WHAT NEEDS TO BE DONE:
Go through the records below and copy out every line that contains the word "static".

::: LISTED ENTRIES

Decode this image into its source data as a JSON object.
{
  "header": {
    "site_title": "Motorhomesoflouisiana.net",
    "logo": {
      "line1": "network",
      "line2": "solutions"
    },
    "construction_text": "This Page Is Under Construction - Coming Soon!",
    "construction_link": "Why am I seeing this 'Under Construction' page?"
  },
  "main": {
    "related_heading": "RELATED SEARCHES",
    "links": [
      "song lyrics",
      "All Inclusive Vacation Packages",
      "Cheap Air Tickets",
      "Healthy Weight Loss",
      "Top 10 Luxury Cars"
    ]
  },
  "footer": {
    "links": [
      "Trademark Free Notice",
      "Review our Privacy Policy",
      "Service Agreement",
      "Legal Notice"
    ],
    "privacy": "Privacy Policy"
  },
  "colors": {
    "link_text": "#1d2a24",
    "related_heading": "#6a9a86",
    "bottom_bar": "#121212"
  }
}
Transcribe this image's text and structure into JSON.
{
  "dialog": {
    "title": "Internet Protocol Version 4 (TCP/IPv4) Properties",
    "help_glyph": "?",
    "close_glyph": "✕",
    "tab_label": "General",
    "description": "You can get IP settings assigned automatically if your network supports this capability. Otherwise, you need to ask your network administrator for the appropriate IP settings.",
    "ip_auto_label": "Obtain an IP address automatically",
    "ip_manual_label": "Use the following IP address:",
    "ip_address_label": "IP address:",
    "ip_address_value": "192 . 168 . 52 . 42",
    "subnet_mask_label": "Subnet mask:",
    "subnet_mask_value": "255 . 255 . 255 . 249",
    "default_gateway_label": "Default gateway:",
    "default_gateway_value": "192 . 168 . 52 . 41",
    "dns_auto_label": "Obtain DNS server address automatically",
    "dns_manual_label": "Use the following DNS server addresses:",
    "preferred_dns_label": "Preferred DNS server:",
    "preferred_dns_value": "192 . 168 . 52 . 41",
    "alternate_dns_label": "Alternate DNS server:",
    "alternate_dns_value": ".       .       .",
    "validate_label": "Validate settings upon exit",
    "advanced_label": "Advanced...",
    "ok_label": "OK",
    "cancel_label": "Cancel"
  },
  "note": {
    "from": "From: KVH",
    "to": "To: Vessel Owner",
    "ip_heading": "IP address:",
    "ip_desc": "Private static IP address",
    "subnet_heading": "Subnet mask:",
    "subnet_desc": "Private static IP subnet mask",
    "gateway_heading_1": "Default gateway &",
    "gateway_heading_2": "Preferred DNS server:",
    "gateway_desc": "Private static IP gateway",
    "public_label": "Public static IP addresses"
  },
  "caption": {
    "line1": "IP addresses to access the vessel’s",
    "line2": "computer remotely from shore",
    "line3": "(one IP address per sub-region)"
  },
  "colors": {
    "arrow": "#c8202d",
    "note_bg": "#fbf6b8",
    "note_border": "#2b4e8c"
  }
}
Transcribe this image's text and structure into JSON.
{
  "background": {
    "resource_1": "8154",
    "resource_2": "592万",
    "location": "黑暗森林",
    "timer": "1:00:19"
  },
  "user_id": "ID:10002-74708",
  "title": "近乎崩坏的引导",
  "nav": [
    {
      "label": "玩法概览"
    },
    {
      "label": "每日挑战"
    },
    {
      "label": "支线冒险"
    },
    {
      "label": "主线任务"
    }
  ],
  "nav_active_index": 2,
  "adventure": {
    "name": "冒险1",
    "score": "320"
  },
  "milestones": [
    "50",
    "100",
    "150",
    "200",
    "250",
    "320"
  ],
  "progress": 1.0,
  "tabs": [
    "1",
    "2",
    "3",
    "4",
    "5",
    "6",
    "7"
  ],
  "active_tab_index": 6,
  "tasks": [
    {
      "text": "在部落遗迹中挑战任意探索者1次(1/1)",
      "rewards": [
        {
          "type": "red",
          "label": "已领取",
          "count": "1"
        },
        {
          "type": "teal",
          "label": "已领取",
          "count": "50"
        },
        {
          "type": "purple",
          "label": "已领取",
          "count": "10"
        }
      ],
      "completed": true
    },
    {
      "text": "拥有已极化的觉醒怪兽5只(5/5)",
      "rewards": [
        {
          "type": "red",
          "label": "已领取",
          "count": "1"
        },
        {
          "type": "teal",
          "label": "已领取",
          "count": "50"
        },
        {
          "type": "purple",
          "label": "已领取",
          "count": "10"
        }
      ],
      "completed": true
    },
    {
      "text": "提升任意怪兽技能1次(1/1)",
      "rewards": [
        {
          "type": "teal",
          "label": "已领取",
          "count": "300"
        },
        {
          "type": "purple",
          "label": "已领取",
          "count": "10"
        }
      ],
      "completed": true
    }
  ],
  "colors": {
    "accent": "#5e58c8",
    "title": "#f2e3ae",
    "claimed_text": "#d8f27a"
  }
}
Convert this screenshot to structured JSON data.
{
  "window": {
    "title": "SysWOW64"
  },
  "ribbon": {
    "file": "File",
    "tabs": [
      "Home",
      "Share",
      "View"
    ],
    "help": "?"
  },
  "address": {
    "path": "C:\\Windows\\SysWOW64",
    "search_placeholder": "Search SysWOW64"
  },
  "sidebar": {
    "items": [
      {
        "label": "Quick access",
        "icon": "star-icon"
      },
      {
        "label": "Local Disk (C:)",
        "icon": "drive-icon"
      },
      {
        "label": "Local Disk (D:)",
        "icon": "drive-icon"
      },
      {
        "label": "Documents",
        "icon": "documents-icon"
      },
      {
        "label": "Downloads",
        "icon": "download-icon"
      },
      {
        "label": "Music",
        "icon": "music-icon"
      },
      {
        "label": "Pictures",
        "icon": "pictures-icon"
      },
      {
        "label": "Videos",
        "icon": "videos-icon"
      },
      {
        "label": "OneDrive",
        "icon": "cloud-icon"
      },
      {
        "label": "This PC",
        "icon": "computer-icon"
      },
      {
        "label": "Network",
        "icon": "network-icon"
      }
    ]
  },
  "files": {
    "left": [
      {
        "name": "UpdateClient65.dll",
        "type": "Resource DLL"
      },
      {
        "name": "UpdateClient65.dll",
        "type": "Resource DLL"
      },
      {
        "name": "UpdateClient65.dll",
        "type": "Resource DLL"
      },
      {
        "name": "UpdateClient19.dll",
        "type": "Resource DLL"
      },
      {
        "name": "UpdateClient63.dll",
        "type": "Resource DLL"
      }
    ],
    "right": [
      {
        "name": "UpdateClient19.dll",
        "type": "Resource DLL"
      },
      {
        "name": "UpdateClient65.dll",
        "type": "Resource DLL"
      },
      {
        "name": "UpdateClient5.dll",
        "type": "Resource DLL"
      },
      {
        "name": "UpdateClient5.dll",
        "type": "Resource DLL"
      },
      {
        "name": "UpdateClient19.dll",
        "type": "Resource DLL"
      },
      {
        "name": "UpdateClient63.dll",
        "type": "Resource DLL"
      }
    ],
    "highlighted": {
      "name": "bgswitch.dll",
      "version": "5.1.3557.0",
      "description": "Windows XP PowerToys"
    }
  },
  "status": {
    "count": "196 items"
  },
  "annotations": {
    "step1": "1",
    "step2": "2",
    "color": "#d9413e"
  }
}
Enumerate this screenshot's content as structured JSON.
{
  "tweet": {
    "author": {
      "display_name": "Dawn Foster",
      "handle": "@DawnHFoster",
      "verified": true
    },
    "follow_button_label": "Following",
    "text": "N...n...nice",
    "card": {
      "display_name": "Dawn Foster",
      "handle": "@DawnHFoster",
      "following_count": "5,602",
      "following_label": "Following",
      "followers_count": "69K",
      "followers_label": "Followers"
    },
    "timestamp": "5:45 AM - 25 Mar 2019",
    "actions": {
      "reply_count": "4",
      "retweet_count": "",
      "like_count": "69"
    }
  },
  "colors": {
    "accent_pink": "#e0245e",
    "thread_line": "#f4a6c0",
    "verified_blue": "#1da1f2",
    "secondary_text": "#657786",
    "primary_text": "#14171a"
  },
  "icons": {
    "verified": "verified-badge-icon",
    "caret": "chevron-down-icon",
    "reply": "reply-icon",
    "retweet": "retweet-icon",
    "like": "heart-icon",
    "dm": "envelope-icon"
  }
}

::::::

REPLY:
    "ip_desc": "Private static IP address",
    "subnet_desc": "Private static IP subnet mask",
    "gateway_desc": "Private static IP gateway",
    "public_label": "Public static IP addresses"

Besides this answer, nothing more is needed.